EXERCISE: Copy each line of the following data that contains "content".

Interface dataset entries

>>>

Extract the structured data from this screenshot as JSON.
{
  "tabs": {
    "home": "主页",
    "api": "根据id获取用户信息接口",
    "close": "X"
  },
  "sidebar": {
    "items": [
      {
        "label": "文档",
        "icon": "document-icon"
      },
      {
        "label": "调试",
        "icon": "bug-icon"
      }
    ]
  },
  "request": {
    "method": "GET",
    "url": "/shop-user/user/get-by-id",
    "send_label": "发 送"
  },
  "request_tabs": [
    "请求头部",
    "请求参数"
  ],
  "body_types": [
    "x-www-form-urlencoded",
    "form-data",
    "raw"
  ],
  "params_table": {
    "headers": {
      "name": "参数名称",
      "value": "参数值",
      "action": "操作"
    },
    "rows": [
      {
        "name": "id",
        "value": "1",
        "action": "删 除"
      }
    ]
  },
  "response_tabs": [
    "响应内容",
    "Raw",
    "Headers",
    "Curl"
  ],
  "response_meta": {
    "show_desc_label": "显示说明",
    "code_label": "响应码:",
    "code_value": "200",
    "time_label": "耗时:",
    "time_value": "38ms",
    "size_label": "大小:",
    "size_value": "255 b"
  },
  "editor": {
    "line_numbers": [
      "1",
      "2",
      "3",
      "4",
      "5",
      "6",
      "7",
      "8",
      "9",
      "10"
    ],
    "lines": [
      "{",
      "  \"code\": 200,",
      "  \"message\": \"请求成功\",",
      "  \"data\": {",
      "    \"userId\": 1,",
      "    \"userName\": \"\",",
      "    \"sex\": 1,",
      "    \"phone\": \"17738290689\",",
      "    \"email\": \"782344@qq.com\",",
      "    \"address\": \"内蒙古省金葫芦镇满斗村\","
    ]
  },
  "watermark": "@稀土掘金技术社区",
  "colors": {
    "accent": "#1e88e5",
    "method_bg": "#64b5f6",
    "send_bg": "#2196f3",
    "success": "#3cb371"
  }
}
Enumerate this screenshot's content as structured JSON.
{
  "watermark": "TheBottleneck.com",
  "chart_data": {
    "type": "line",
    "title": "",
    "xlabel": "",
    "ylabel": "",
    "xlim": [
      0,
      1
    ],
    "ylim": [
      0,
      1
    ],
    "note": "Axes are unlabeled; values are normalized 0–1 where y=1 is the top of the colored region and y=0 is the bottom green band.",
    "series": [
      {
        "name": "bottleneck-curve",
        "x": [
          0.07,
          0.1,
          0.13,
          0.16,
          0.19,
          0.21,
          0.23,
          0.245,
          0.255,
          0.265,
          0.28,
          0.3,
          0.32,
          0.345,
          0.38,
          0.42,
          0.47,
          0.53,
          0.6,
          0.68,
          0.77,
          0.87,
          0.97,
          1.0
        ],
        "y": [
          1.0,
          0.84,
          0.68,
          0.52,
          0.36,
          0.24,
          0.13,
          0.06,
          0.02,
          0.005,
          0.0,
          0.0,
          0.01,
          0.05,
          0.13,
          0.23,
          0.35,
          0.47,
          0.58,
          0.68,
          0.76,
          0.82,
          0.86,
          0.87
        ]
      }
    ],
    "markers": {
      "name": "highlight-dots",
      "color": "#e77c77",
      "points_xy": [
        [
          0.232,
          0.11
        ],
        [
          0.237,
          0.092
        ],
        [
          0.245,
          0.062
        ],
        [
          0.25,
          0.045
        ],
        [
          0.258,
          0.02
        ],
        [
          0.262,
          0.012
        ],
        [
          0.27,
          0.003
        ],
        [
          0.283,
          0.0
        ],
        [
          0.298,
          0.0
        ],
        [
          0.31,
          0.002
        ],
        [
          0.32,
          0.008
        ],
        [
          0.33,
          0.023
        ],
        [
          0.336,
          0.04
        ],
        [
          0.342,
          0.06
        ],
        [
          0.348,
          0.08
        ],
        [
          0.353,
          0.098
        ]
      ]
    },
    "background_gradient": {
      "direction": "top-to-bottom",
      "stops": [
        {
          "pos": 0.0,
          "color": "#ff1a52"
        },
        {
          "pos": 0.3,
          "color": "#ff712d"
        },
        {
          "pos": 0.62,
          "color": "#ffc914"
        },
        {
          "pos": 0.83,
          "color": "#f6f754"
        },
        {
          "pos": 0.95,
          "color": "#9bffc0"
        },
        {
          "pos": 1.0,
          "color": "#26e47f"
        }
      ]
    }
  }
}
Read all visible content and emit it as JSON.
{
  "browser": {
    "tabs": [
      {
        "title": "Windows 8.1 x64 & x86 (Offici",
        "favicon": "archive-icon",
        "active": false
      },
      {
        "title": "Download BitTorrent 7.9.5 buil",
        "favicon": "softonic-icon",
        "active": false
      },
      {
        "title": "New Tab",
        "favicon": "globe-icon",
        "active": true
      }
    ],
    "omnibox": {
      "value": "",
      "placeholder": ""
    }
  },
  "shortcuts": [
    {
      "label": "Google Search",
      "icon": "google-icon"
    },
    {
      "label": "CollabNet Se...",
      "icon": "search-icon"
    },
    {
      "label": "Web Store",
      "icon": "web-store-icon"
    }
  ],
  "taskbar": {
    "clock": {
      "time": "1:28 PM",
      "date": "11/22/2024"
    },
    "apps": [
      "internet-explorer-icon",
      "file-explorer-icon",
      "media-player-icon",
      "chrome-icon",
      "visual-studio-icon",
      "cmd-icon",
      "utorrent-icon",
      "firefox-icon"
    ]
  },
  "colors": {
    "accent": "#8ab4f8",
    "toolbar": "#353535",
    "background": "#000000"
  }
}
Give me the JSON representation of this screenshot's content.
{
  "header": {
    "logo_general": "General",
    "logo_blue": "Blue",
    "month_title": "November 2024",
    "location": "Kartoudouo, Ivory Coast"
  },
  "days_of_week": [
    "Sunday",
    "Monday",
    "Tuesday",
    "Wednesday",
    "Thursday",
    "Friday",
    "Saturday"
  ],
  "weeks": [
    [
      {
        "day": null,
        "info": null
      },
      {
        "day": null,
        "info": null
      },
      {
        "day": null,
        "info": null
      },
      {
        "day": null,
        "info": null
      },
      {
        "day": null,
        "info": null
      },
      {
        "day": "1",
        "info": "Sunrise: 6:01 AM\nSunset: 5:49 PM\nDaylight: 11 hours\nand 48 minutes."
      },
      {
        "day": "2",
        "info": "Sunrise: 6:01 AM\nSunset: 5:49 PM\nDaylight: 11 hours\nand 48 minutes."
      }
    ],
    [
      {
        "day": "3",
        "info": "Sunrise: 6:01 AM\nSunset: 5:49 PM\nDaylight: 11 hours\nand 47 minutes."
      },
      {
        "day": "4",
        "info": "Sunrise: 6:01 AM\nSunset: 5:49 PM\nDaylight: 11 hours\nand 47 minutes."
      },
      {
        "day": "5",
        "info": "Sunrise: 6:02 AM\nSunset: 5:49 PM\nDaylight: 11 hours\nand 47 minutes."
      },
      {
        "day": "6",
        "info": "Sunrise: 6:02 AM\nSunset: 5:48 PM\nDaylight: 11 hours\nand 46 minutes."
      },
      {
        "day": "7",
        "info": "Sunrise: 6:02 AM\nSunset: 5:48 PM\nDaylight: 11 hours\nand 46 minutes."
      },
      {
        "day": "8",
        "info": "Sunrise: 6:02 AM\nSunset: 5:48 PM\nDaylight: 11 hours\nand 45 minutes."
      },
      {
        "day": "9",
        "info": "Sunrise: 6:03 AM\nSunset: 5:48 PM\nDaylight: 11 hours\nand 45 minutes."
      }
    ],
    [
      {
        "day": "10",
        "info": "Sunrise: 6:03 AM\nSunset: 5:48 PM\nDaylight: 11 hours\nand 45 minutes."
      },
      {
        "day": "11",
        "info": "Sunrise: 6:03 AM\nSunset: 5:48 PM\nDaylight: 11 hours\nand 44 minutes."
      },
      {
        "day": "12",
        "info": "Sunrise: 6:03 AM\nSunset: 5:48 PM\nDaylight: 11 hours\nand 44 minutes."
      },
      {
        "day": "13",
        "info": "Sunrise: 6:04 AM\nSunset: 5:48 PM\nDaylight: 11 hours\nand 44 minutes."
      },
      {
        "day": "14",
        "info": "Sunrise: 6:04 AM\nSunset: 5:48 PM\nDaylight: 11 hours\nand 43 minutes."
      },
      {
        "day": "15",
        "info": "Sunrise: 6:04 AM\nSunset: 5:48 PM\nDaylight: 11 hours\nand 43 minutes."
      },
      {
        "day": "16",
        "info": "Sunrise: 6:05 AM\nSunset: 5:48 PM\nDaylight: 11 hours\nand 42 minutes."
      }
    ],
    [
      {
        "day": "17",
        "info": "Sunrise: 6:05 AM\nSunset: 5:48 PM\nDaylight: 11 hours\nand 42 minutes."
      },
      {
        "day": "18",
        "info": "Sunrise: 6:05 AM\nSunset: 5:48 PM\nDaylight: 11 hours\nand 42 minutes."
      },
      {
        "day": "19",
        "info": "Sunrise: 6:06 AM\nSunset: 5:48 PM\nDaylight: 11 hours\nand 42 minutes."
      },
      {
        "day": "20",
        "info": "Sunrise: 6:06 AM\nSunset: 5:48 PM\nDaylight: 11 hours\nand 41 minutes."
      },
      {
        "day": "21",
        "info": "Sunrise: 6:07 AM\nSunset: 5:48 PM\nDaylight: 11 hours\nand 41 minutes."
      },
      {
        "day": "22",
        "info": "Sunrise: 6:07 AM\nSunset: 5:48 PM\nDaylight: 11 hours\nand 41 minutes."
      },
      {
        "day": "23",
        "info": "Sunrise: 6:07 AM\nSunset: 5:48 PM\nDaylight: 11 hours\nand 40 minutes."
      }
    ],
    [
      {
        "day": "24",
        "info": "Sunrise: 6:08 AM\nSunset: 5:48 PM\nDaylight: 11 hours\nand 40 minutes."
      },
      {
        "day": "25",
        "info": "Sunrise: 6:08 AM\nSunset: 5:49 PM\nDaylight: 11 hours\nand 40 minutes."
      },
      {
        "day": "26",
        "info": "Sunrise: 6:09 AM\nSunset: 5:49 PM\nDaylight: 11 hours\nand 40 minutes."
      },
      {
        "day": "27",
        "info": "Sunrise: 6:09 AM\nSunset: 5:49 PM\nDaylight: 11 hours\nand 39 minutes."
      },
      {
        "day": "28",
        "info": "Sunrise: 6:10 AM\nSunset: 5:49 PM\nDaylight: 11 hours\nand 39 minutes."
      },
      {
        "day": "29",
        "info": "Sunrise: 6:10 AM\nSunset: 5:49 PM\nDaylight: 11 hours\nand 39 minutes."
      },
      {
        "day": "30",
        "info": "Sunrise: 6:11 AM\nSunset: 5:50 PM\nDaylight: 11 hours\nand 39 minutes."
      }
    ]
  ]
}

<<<

OUTPUT BELOW:
Enumerate this screenshot's content as structured JSON.
Read all visible content and emit it as JSON.
Give me the JSON representation of this screenshot's content.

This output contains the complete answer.